City coaches straight bat Sachin's suggestion
- 20 Indians killed by Saudi-led air strikes on Yemen's Hodeidah port: Reports
- Rakesh Maria to head Sheena murder case till probe is completed
- Smriti hits back on 'hawaa baazi' remark by Sonia Gandhi
- PM Modi asks industry to take risk, invest; India Inc wants rate cut
- Sheena case: Sanjeev Khanna moves application over 'illegal' detention
It was just over a month ago that cricket legend Sachin Tendulkar suggested the introduction of a 15-a-side format at Mumbai's inter-school and collegiate level. The idea was based on the 40-year-old's observations that the lesser players on a team don't get a chance to play, regardless of the fact that they may have travelled great distances to be present at the venue. Though the former cricketer maintained that his recommendation was based on improving the talent pool available for the Mumbai Cricket Association (MCA), school level coaches have expressed mixed feelings towards the proposal.

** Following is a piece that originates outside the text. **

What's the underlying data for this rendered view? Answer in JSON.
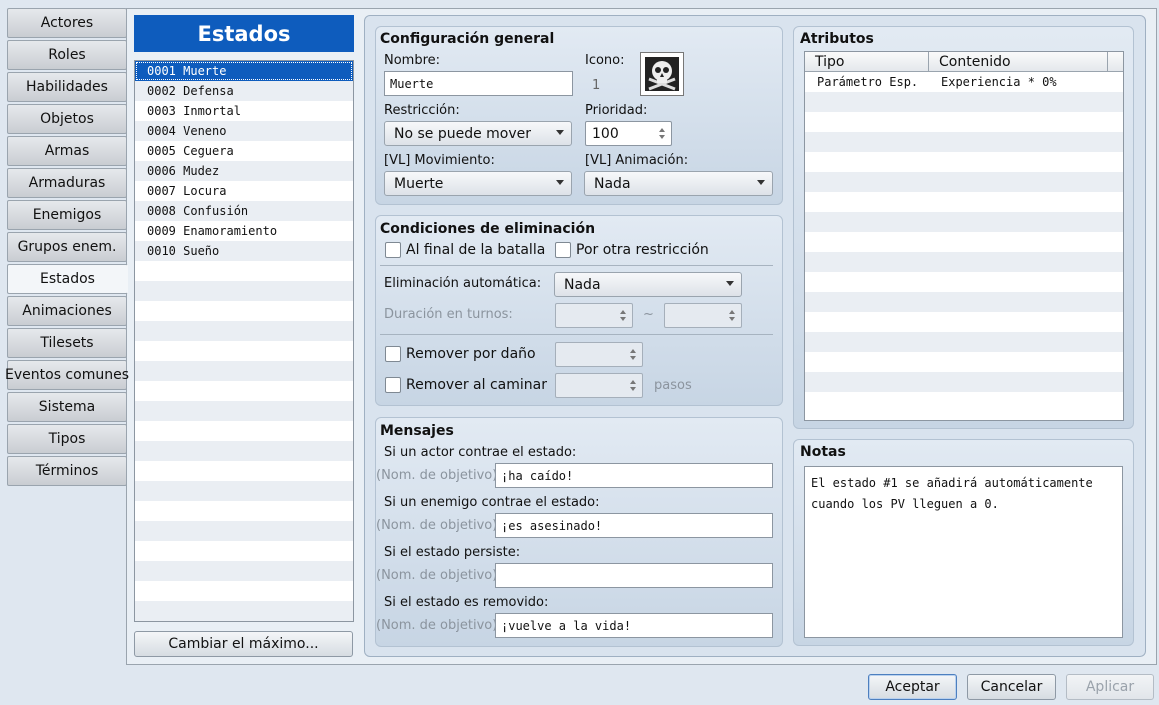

"There need to be more specifications made when suggesting the change. He either meant to have a substitution policy, so that the benched players could field, or he meant to have 15 fielders and 15 players coming in to bat," says Anil Sakpal, coach for Thane's Vartak Nagar Madhyamik Vidyalaya. Seconding Sakpal's concern was Bala Shetty.
"Cricket will lose it's charm if we have 15 players batting and fielding," says the St Lawrence High School coach. "And if there is a substitution policy, we might have a problem finding a genuine all-rounder since only the strong batsmen will go out to bat and the bowlers will bowl," he adds.
Another hurdle, which most coaches consider is the biggest hindrance to the 15-aside prospect is that certain schools struggle with a shortage of players at the U-14 level.
"Once players turn 15 or have played for three years in the Giles Shield at the U-14 level, they move up to the U-16 level and compete in the Harris Shield. As a result, teams competing in the Giles Shield lose players," explains St Mary's (SSC) coach Arun Patil. "We coaches then have to build up a new team, and at times we don't get enough players," he states.